Staying safe in the heat

Summer heat kills more people each year than floods, lightning, tornadoes, and hurricanes. The only deadlier weather condition is the cold of winter.

A heat wave is usually defined as three consecutive days with high temperatures above 90 degrees Fahrenheit. Though days of heat can take their toll on our reserves, even a single day of hot weather can be dangerous if we try to do too much or are confined to an area that becomes too hot.

Hot weather feels even hotter when its humid. Moisture in the air prevents perspiration from evaporating, which is how the body cools itself. Below is the Heat Index Chart, which shows how hot the weather feels to your body as the relative humidity (RH) rises.

Effects of the Heat

80 to 90 degrees Fatigue possible with prolonged exposure and/or physical activity.

90 to 105 degrees Sunstroke, heat cramps, and/or heat exhaustion possible with prolonged exposure and or physical activity.

105 to 130 degrees Sunstroke, heat cramps, and/or heat exhaustion likely, and heatstroke possible with prolonged exposure and/or physical activity.

130 degrees and higher Heat stroke/sunstroke highly likely with continued exposure.

Beating the Heat

The most obvious: Stay indoors or out of the sun. Run air-conditioning, or fans if they cool the air (circulating a hot breeze can be worse than no breeze). Otherwise enjoy public, air-conditioned places such as shopping malls.

Drink more water or juice. Avoid drinks with caffeine, carbonation. Also avoid alcohol, which dries you out and reduces your ability to recognize signs of heat stress.

Eat less protein and other foods that increase your metabolism.

Wear light-colored, loose-fitting clothes.

Avoid strenuous activity including running, bicycling, and yard work.

Check on the elderly, who are most susceptible to heat stress.
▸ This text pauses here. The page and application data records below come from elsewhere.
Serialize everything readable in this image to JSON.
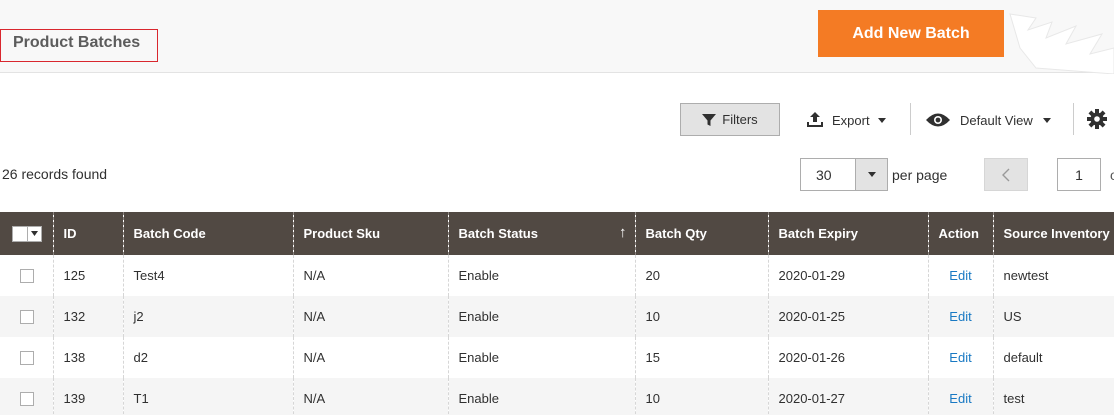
{
  "header": {
    "title": "Product Batches",
    "add_button": "Add New Batch"
  },
  "toolbar": {
    "filters_label": "Filters",
    "export_label": "Export",
    "view_label": "Default View"
  },
  "records": {
    "count_text": "26 records found"
  },
  "pagination": {
    "per_page_value": "30",
    "per_page_label": "per page",
    "current_page": "1"
  },
  "grid": {
    "columns": [
      "ID",
      "Batch Code",
      "Product Sku",
      "Batch Status",
      "Batch Qty",
      "Batch Expiry",
      "Action",
      "Source Inventory"
    ],
    "sorted_column": "Batch Status",
    "sort_direction_glyph": "↑",
    "rows": [
      {
        "id": "125",
        "code": "Test4",
        "sku": "N/A",
        "status": "Enable",
        "qty": "20",
        "expiry": "2020-01-29",
        "action": "Edit",
        "source": "newtest"
      },
      {
        "id": "132",
        "code": "j2",
        "sku": "N/A",
        "status": "Enable",
        "qty": "10",
        "expiry": "2020-01-25",
        "action": "Edit",
        "source": "US"
      },
      {
        "id": "138",
        "code": "d2",
        "sku": "N/A",
        "status": "Enable",
        "qty": "15",
        "expiry": "2020-01-26",
        "action": "Edit",
        "source": "default"
      },
      {
        "id": "139",
        "code": "T1",
        "sku": "N/A",
        "status": "Enable",
        "qty": "10",
        "expiry": "2020-01-27",
        "action": "Edit",
        "source": "test"
      }
    ]
  },
  "colors": {
    "accent": "#f47b24",
    "header_bg": "#514943",
    "link": "#1979c3",
    "title_border": "#d9272e"
  },
  "icons": {
    "filters": "funnel-icon",
    "export": "upload-icon",
    "view": "eye-icon",
    "settings": "gear-icon"
  }
}
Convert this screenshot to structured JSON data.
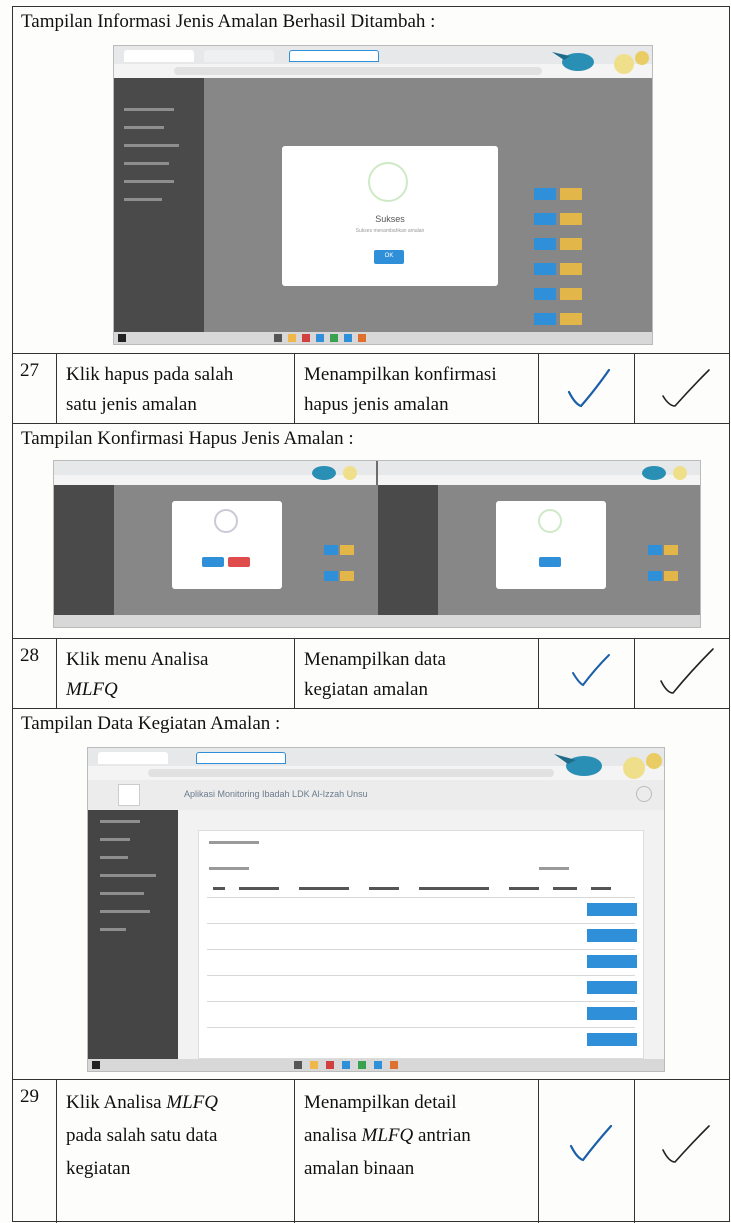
{
  "captions": {
    "c1": "Tampilan Informasi Jenis Amalan Berhasil Ditambah :",
    "c2": "Tampilan Konfirmasi Hapus Jenis Amalan :",
    "c3": "Tampilan Data Kegiatan Amalan :"
  },
  "steps": [
    {
      "no": "27",
      "action_lines": [
        "Klik hapus pada salah",
        "satu jenis amalan"
      ],
      "result_lines": [
        "Menampilkan konfirmasi",
        "hapus jenis amalan"
      ]
    },
    {
      "no": "28",
      "action_line1": "Klik menu Analisa",
      "action_line2_italic": "MLFQ",
      "result_lines": [
        "Menampilkan data",
        "kegiatan amalan"
      ]
    },
    {
      "no": "29",
      "action_line1_prefix": "Klik Analisa ",
      "action_line1_italic": "MLFQ",
      "action_lines_rest": [
        "pada salah satu data",
        "kegiatan"
      ],
      "result_line1": "Menampilkan detail",
      "result_line2_prefix": "analisa ",
      "result_line2_italic": "MLFQ",
      "result_line2_suffix": " antrian",
      "result_line3": "amalan binaan"
    }
  ],
  "screens": {
    "s1_modal_title": "Sukses",
    "s1_modal_text": "Sukses menambahkan amalan",
    "s1_ok": "OK",
    "s3_app_title": "Aplikasi Monitoring Ibadah LDK Al-Izzah Unsu"
  },
  "colors": {
    "ink": "#111111",
    "check": "#1a5fa8",
    "accent": "#2f8fd8"
  }
}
Check on children, who may be too young-- or simply having too much fun-- to recognize the signs of heat stress.

What to Do

Heat Cramps

What it is: Painful spasms, typically in the legs or abdomen.
What to do: Apply firm pressure to cramping muscles, or gently massage to relieve spasm. Give sips of water. If nausea occurs, discontinue water.

Heat Exhaustion

What it is: Heavy sweating, weakness, skin cold, pale, and clammy. Pulse thready. Normal temperature possible. Fainting and vomiting.

What to do: Get victim out of the sun. Lay down and loosen clothing. Apply cool, wet cloths. Fan, or move victim to air-conditioned room. Give sips of water. If nausea occurs, discontinue water. If vomiting continues, seek immediate medical attention.

Heat Stroke/Sunstroke

What it is: High body temperature (106 degrees F or higher). Hot dry skin. Rapid and strong pulse. Possible unconsciousness.

What to do: Heat stroke is a SEVERE MEDICAL EMERGENCY. Get emergency medical assistance or get the victim to a hospital IMMEDIATELY. Delay can be fatal. Until you can get medical help, move the victim to a cooler environment. Reduce body temperature with cold bath or sponging. Use extreme caution. Remove clothing, use fans and air-conditioners. If temperature rises again, repeat process. Do NOT give fluids.

RH
(%)
Temperature (° F)
90919293949596979899100101102103104105
90119123128132137141146152157163168174180186193199
85115119123127132136141145150155161166172178184190
80112115119123127131135140144149154159164169175180
75109112115119122126130134138143147152156161166171
70106109112115118122125129133137141145149154158163
65103106108111114117121124127131135139143147151155
60100103105108111114116120123126129133136140144148
5598100103105107110113115118121124127131134137141
509698100102104107109112114117119122125128131135
45949698100102104106108110113115118120123126129
409294969799101103105107109111113116118121123
35919294959798100102104106107109112114116118
308990929395969899101102104106108110112114
Note: Exposure to direct sunlight can increase heat index values up to 15° F